on Physicians' Tendencies to Diagnose Migraine?
TR Smith; American Headache Society, June 2000
Posted January 2001
American Headache Society, June 2000

Objective:   The objective of this study was to examine the tendencies of primary care physicians to diagnose migraine and to evaluate their personal characteristics and practice features for elements which may influence the likelihood of making migraine diagnoses.

Results: 53 of 86 primary care physicians surveyed responded. There were 10 physicians in the high diagnosis frequency index (DFI) group, 6 in the medium, 22 in the low, and 15 in the very low group. In the high DFI group, the physicians were more likely to be female, more likely to have a spouse or first-degree family member with migraine, and tended to see significantly fewer office visits per month. The very low DFI group was more likely to be male, to have older patient populations, and to have busier practices. Interestingly, there was very little difference among the groups with respect to recent headache related CME activity, level of interest in migraine and women’s health issues, and active migraine screening in their practices.

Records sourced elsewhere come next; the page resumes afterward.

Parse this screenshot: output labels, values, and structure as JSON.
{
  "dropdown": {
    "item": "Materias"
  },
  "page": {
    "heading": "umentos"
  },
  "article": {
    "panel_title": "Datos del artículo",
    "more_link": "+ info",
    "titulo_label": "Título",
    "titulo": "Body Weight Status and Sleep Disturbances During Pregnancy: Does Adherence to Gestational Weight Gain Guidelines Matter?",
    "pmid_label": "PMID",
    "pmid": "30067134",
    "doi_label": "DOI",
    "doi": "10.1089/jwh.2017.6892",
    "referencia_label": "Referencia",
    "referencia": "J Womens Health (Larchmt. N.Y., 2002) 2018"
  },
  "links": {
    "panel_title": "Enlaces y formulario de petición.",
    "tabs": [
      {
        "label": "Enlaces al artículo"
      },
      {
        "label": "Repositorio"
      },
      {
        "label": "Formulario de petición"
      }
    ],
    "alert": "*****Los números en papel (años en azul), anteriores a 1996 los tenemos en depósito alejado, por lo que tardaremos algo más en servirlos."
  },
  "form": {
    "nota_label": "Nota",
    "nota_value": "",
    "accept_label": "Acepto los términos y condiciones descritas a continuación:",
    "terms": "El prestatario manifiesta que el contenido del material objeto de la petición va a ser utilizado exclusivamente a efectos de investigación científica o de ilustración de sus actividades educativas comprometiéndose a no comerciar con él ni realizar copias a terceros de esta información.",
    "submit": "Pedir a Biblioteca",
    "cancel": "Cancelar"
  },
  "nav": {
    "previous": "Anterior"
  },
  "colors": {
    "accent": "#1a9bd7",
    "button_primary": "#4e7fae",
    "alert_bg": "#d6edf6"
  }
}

Conclusion: This study would suggest that the tendency to diagnose migraine in primary care practice may be influenced more by the physician’s personal characteristics and practice demographics than the practitioner’s level of interest in headache, participation in recent CME activities or the use of office screening programs.